A funny thing happened on my way home from the in-laws’.
I crossed the front yard like I normally do. I tossed my pack in the side seat like I normally do. I hopped in on the driver’s side, kicked the emergency break, fired up the ignition, corrected my wheels, and started home like I normally do. But today was different. Today, I was free.
I graduated this morning, and all the burdens that had been weighing me down–the coursework, the office politics, the last minute emergencies–all seemed suddenly small. And as I gripped the steering wheel, I exhaled and choked back an urge to cry. To tell the truth, I’ve been crying a lot lately. I cried when A— was accepted to grad school; I cried when I read my work acceptance email; and I cried when Dad escorted A— down the aisle at our wedding. I would have burst into tears then, too, if I hadn’t been listening to the radio.
Like the ending of a B-movie, Lynyrd Skynyrd started playing. Free Bird, of all things. The song startled me. It seemed almost too perfect for the moment, a sort of cheesy cosmic irony. If I had, say, been writing my life as a screenplay, and I had written ‘Skynyrd plays as the sun sets’ in a draft, I would have tossed that phrase, no, burned it, long before principal photography. Besides, when was the last time I’d heard Free Bird on the radio? Had it been months? Years? A decade?

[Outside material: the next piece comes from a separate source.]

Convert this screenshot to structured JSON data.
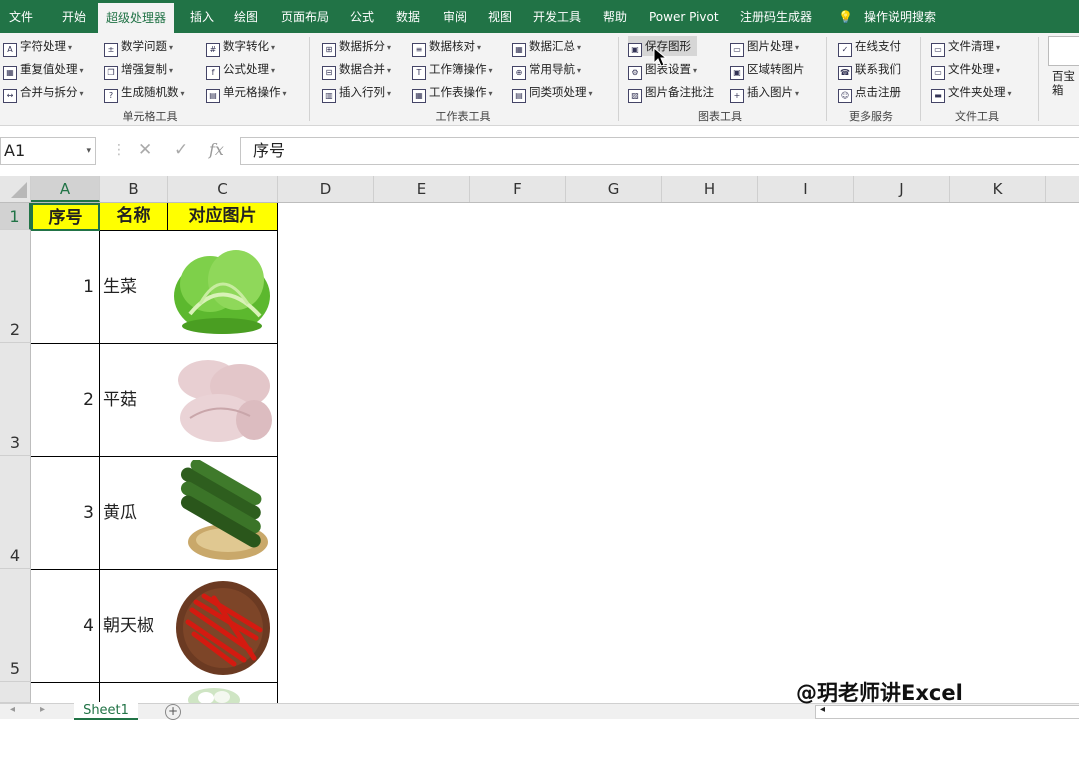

I shifted the truck into drive and embraced the absurd serendipity. I rolled down the windows and cranked up the volume. I began to sing along, quietly at first; I didn’t want the kids in the neighborhood ogling at me, thinking I was some crazy, crooning redneck. But the longer the song dragged on, the more comfortable I felt, and the louder I crowed.
By the time I hit the county road near Skyland, I was doing my best Ronnie Van Zant. An old, red pick up pulled up next to me at the light near the gas station, and the old man inside shook his head, lipped “stupid kid” (or something like it), and turned away so he wouldn’t have to listen to me anymore. When the light turned green, I tilted my head out the window and let the wind ruffle my hair as I drove.
“I’m as free as a bird now…” I wonder if that’s how Van Zant felt when he was writing the song? Untethered, ruffled, mussing the wind through his hair. I imagine not. If you listen closely, the lyrics aren’t much different from “What’s your Name?”: a rock and roll star skirting away from last night’s lay. But for the moment there, as the sun started sinking, that line felt all-too perfect, an odd mixture of sentiment and nostalgia. Instead of crying, I laughed a little. I embraced my own silliness. For the first time in years, I felt happy.
Posted in: Non-fiction